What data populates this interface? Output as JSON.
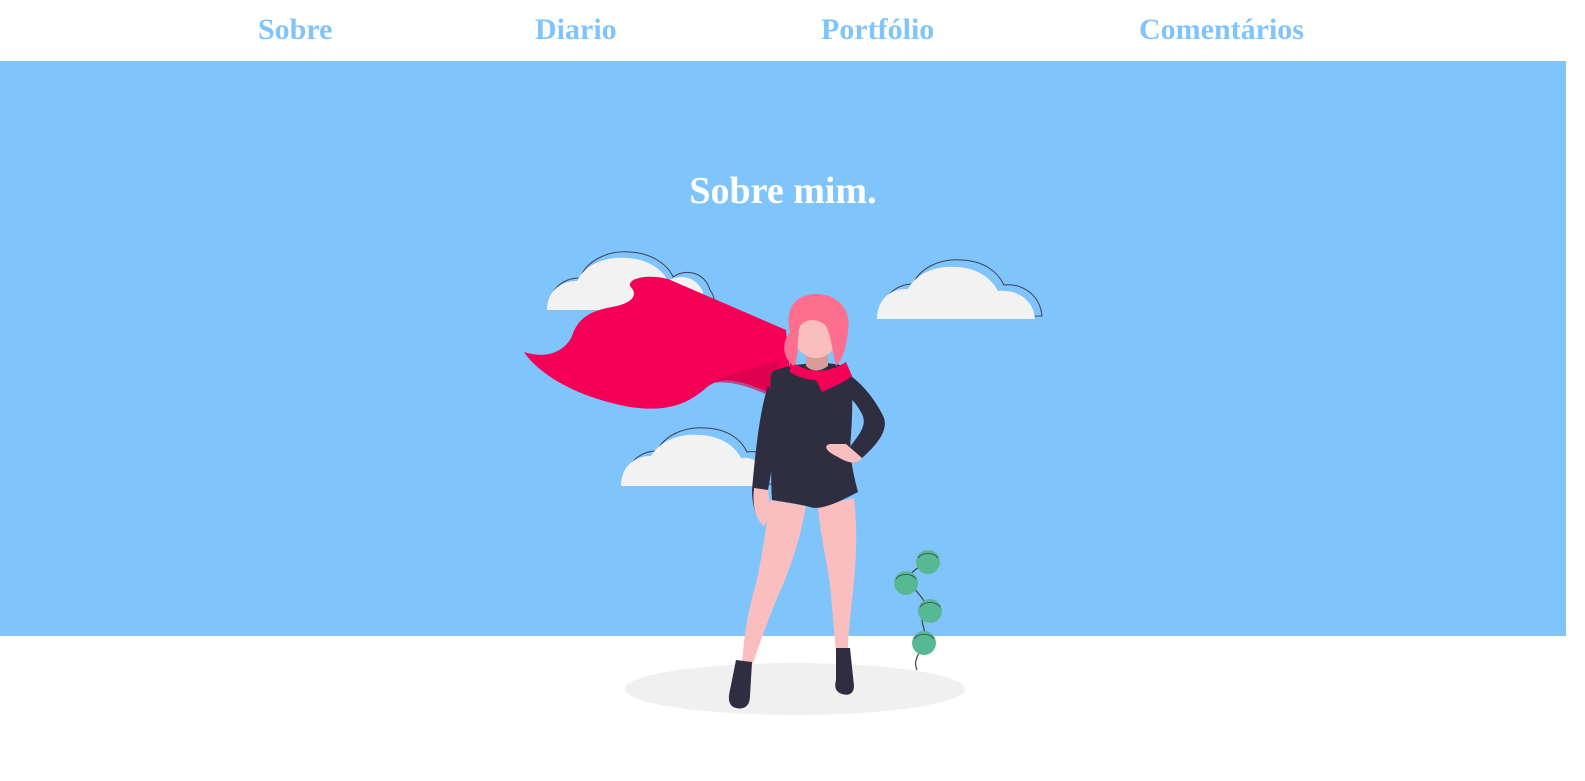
{
  "nav": {
    "items": [
      {
        "label": "Sobre"
      },
      {
        "label": "Diario"
      },
      {
        "label": "Portfólio"
      },
      {
        "label": "Comentários"
      }
    ]
  },
  "hero": {
    "title": "Sobre mim.",
    "illustration": "superhero-woman-with-cape-and-clouds"
  },
  "colors": {
    "accent": "#80c4fc",
    "cape": "#f50057",
    "hair": "#fe6e8e",
    "skin": "#fbbebe",
    "suit": "#2f2e41",
    "cloud": "#f2f2f2",
    "plant": "#57b894"
  }
}
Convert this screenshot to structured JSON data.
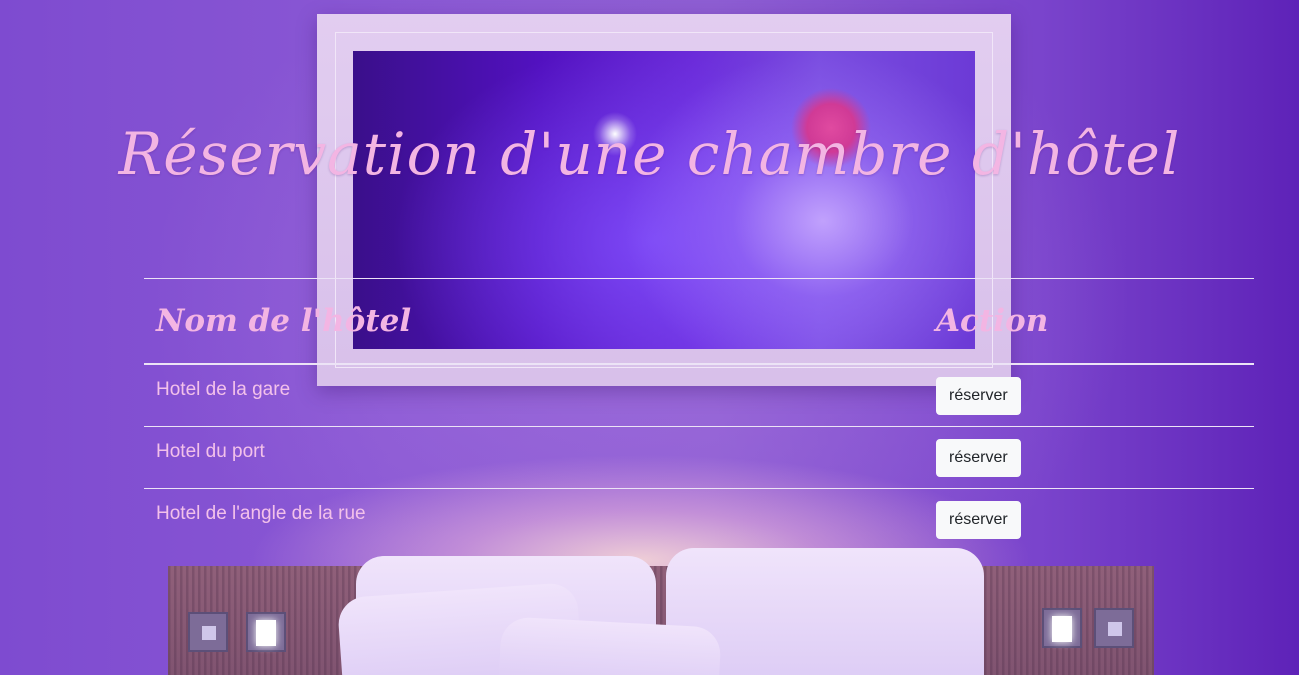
{
  "page": {
    "title": "Réservation d'une chambre d'hôtel"
  },
  "table": {
    "headers": {
      "name": "Nom de l'hôtel",
      "action": "Action"
    },
    "rows": [
      {
        "name": "Hotel de la gare",
        "action_label": "réserver"
      },
      {
        "name": "Hotel du port",
        "action_label": "réserver"
      },
      {
        "name": "Hotel de l'angle de la rue",
        "action_label": "réserver"
      }
    ]
  },
  "theme": {
    "heading_color": "#f3b5e3",
    "text_color": "#f3c1ea",
    "button_bg": "#f8f9fa",
    "button_text": "#212529",
    "background_tint": "#7b45c9"
  }
}
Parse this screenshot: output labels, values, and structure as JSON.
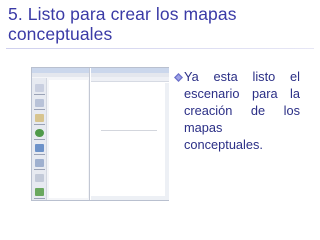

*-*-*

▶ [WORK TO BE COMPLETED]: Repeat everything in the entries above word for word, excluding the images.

▶ [ANSWER SPACE]:
What data populates this interface? Output as JSON.
{
  "nav": {
    "items": [
      {
        "label": "Sobre"
      },
      {
        "label": "Diario"
      },
      {
        "label": "Portfólio"
      },
      {
        "label": "Comentários"
      }
    ]
  },
  "hero": {
    "title": "Sobre mim.",
    "illustration": "superhero-woman-with-cape-and-clouds"
  },
  "colors": {
    "accent": "#80c4fc",
    "cape": "#f50057",
    "hair": "#fe6e8e",
    "skin": "#fbbebe",
    "suit": "#2f2e41",
    "cloud": "#f2f2f2",
    "plant": "#57b894"
  }
}
Convert this screenshot to structured JSON data.
{
  "page": {
    "title": "Réservation d'une chambre d'hôtel"
  },
  "table": {
    "headers": {
      "name": "Nom de l'hôtel",
      "action": "Action"
    },
    "rows": [
      {
        "name": "Hotel de la gare",
        "action_label": "réserver"
      },
      {
        "name": "Hotel du port",
        "action_label": "réserver"
      },
      {
        "name": "Hotel de l'angle de la rue",
        "action_label": "réserver"
      }
    ]
  },
  "theme": {
    "heading_color": "#f3b5e3",
    "text_color": "#f3c1ea",
    "button_bg": "#f8f9fa",
    "button_text": "#212529",
    "background_tint": "#7b45c9"
  }
}
Parse this screenshot: output labels, values, and structure as JSON.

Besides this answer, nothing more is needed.